Segment Start: Exercise materials

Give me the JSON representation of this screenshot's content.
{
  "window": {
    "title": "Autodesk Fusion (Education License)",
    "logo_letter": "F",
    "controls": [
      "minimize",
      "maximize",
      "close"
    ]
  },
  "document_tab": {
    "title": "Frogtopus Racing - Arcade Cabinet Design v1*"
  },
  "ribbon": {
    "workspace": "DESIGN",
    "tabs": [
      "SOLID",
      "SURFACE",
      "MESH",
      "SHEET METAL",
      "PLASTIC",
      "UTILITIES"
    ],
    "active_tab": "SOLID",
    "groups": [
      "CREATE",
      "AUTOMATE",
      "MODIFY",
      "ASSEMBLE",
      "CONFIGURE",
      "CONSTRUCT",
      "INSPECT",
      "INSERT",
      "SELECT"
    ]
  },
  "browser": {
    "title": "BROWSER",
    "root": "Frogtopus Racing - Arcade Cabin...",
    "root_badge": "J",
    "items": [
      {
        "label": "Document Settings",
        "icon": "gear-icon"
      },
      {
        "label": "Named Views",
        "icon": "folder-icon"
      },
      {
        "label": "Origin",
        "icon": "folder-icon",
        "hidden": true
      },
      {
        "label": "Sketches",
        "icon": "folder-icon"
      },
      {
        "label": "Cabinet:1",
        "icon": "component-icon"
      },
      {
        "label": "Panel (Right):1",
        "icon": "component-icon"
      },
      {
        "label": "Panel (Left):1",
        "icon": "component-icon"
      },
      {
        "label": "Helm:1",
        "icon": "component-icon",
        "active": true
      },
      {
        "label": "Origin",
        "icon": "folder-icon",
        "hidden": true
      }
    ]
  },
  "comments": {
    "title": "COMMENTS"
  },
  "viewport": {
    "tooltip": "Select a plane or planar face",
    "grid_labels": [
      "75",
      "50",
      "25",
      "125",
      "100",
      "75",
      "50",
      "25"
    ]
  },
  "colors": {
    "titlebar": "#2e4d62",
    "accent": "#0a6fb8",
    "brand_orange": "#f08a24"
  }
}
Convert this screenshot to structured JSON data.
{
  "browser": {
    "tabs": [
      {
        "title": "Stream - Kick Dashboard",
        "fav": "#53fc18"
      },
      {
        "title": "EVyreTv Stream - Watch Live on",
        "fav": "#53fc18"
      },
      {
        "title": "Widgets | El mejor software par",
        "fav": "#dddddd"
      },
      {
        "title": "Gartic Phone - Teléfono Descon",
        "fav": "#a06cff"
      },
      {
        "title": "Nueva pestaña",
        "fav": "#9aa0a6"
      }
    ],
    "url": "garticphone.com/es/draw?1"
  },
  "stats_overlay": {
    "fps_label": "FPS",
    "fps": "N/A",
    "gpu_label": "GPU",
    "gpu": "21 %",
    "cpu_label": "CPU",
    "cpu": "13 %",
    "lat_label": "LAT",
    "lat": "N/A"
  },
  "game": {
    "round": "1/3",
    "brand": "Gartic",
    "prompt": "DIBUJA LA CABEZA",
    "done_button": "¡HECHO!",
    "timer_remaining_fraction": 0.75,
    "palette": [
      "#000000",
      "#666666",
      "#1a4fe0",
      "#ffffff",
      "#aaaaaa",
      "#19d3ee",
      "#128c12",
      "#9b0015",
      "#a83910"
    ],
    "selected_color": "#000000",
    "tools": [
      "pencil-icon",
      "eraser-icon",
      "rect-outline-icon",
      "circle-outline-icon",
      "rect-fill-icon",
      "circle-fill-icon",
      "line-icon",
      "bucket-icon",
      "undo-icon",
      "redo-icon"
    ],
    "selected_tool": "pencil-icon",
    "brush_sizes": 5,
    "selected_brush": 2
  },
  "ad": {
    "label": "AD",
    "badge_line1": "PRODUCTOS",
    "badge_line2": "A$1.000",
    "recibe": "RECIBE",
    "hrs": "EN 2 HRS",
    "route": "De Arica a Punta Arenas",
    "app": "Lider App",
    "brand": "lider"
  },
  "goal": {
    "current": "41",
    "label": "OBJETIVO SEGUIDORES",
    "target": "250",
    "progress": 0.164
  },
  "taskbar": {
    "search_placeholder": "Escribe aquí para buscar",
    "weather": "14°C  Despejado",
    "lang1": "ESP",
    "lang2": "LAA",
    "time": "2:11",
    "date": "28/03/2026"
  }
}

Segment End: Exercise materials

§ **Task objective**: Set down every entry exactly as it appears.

§ **Reply to the exercise**:
Give me the JSON representation of this screenshot's content.
{
  "window": {
    "title": "Autodesk Fusion (Education License)",
    "logo_letter": "F",
    "controls": [
      "minimize",
      "maximize",
      "close"
    ]
  },
  "document_tab": {
    "title": "Frogtopus Racing - Arcade Cabinet Design v1*"
  },
  "ribbon": {
    "workspace": "DESIGN",
    "tabs": [
      "SOLID",
      "SURFACE",
      "MESH",
      "SHEET METAL",
      "PLASTIC",
      "UTILITIES"
    ],
    "active_tab": "SOLID",
    "groups": [
      "CREATE",
      "AUTOMATE",
      "MODIFY",
      "ASSEMBLE",
      "CONFIGURE",
      "CONSTRUCT",
      "INSPECT",
      "INSERT",
      "SELECT"
    ]
  },
  "browser": {
    "title": "BROWSER",
    "root": "Frogtopus Racing - Arcade Cabin...",
    "root_badge": "J",
    "items": [
      {
        "label": "Document Settings",
        "icon": "gear-icon"
      },
      {
        "label": "Named Views",
        "icon": "folder-icon"
      },
      {
        "label": "Origin",
        "icon": "folder-icon",
        "hidden": true
      },
      {
        "label": "Sketches",
        "icon": "folder-icon"
      },
      {
        "label": "Cabinet:1",
        "icon": "component-icon"
      },
      {
        "label": "Panel (Right):1",
        "icon": "component-icon"
      },
      {
        "label": "Panel (Left):1",
        "icon": "component-icon"
      },
      {
        "label": "Helm:1",
        "icon": "component-icon",
        "active": true
      },
      {
        "label": "Origin",
        "icon": "folder-icon",
        "hidden": true
      }
    ]
  },
  "comments": {
    "title": "COMMENTS"
  },
  "viewport": {
    "tooltip": "Select a plane or planar face",
    "grid_labels": [
      "75",
      "50",
      "25",
      "125",
      "100",
      "75",
      "50",
      "25"
    ]
  },
  "colors": {
    "titlebar": "#2e4d62",
    "accent": "#0a6fb8",
    "brand_orange": "#f08a24"
  }
}
Convert this screenshot to structured JSON data.
{
  "browser": {
    "tabs": [
      {
        "title": "Stream - Kick Dashboard",
        "fav": "#53fc18"
      },
      {
        "title": "EVyreTv Stream - Watch Live on",
        "fav": "#53fc18"
      },
      {
        "title": "Widgets | El mejor software par",
        "fav": "#dddddd"
      },
      {
        "title": "Gartic Phone - Teléfono Descon",
        "fav": "#a06cff"
      },
      {
        "title": "Nueva pestaña",
        "fav": "#9aa0a6"
      }
    ],
    "url": "garticphone.com/es/draw?1"
  },
  "stats_overlay": {
    "fps_label": "FPS",
    "fps": "N/A",
    "gpu_label": "GPU",
    "gpu": "21 %",
    "cpu_label": "CPU",
    "cpu": "13 %",
    "lat_label": "LAT",
    "lat": "N/A"
  },
  "game": {
    "round": "1/3",
    "brand": "Gartic",
    "prompt": "DIBUJA LA CABEZA",
    "done_button": "¡HECHO!",
    "timer_remaining_fraction": 0.75,
    "palette": [
      "#000000",
      "#666666",
      "#1a4fe0",
      "#ffffff",
      "#aaaaaa",
      "#19d3ee",
      "#128c12",
      "#9b0015",
      "#a83910"
    ],
    "selected_color": "#000000",
    "tools": [
      "pencil-icon",
      "eraser-icon",
      "rect-outline-icon",
      "circle-outline-icon",
      "rect-fill-icon",
      "circle-fill-icon",
      "line-icon",
      "bucket-icon",
      "undo-icon",
      "redo-icon"
    ],
    "selected_tool": "pencil-icon",
    "brush_sizes": 5,
    "selected_brush": 2
  },
  "ad": {
    "label": "AD",
    "badge_line1": "PRODUCTOS",
    "badge_line2": "A$1.000",
    "recibe": "RECIBE",
    "hrs": "EN 2 HRS",
    "route": "De Arica a Punta Arenas",
    "app": "Lider App",
    "brand": "lider"
  },
  "goal": {
    "current": "41",
    "label": "OBJETIVO SEGUIDORES",
    "target": "250",
    "progress": 0.164
  },
  "taskbar": {
    "search_placeholder": "Escribe aquí para buscar",
    "weather": "14°C  Despejado",
    "lang1": "ESP",
    "lang2": "LAA",
    "time": "2:11",
    "date": "28/03/2026"
  }
}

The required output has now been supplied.